Work task
Your output should be the records below, word for word and picture-free.

Listed entries
--- --- ---

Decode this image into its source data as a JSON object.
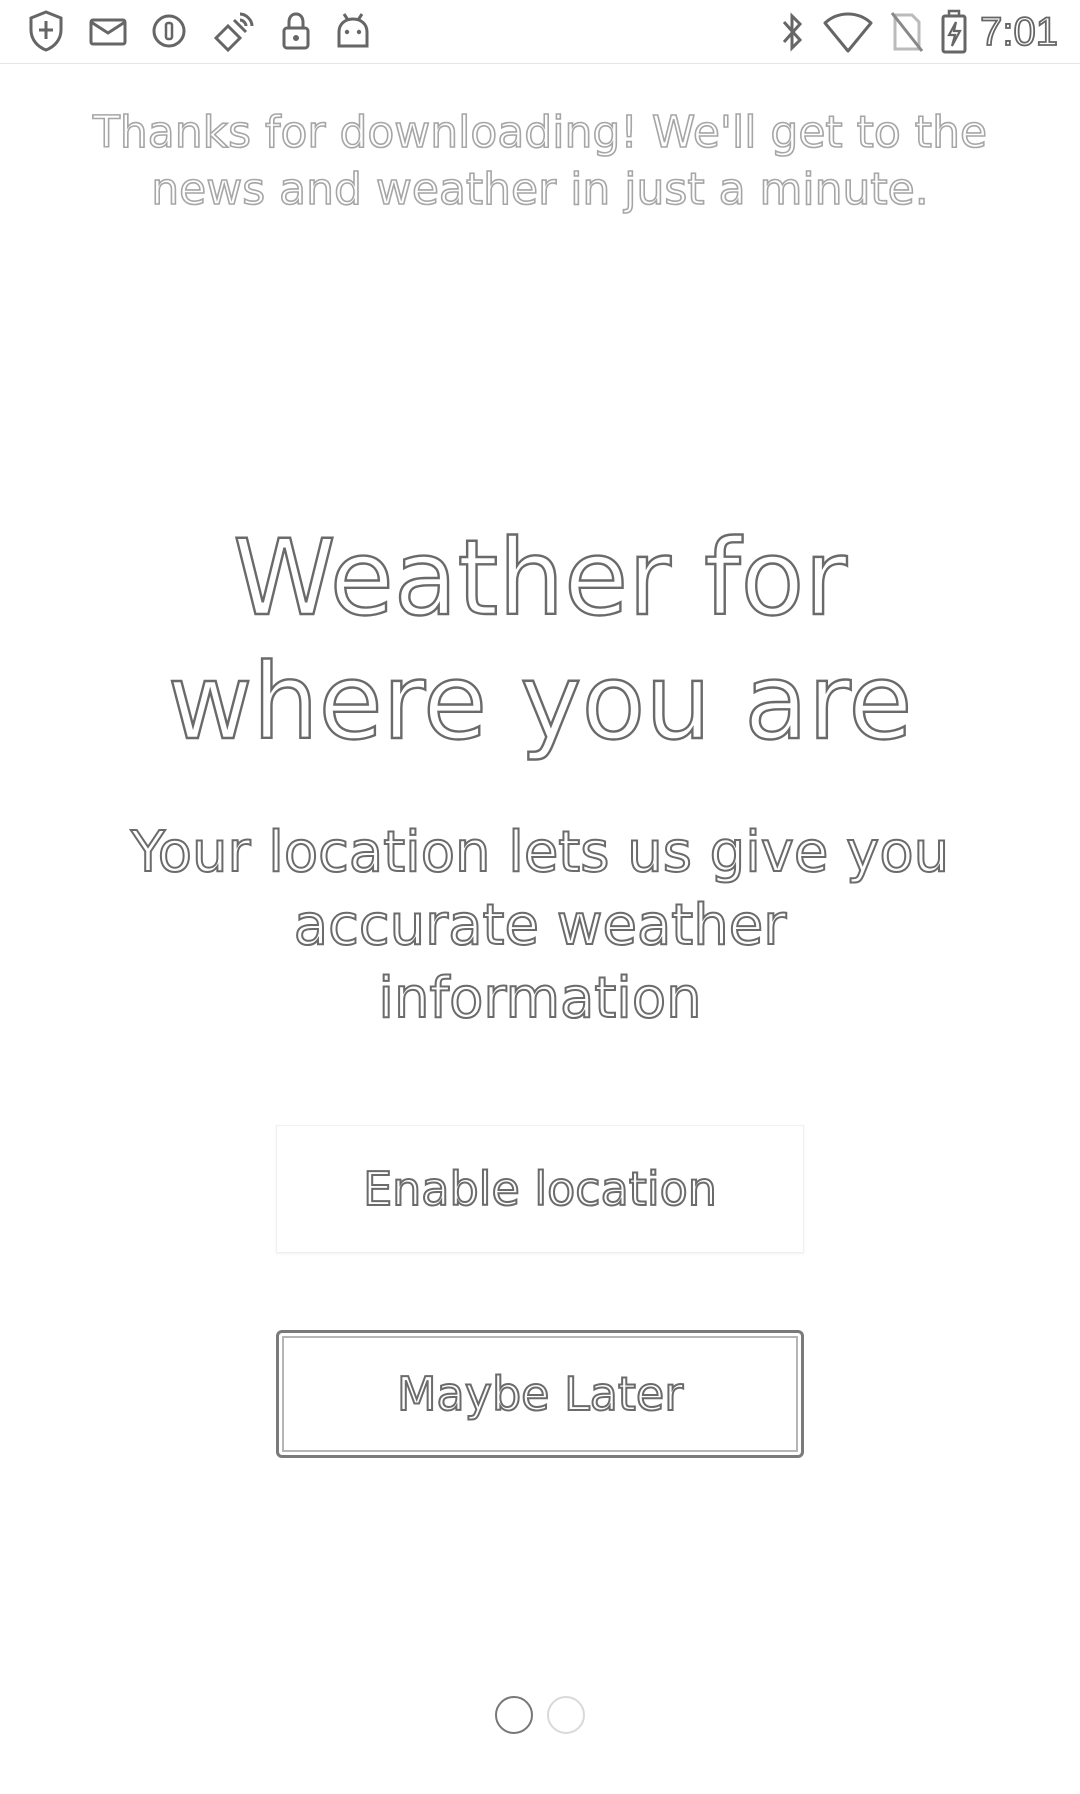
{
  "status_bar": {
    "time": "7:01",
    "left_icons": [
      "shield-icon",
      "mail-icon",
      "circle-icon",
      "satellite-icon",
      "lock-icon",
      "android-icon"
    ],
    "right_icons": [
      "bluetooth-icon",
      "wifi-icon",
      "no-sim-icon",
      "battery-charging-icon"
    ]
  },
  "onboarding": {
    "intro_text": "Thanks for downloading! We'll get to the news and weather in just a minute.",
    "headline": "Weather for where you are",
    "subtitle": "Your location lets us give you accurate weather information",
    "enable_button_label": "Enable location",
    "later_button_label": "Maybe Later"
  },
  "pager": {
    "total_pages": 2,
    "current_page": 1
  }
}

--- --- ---

Output
Decode this image into its source data as a JSON object.
{
  "status_bar": {
    "time": "7:01",
    "left_icons": [
      "shield-icon",
      "mail-icon",
      "circle-icon",
      "satellite-icon",
      "lock-icon",
      "android-icon"
    ],
    "right_icons": [
      "bluetooth-icon",
      "wifi-icon",
      "no-sim-icon",
      "battery-charging-icon"
    ]
  },
  "onboarding": {
    "intro_text": "Thanks for downloading! We'll get to the news and weather in just a minute.",
    "headline": "Weather for where you are",
    "subtitle": "Your location lets us give you accurate weather information",
    "enable_button_label": "Enable location",
    "later_button_label": "Maybe Later"
  },
  "pager": {
    "total_pages": 2,
    "current_page": 1
  }
}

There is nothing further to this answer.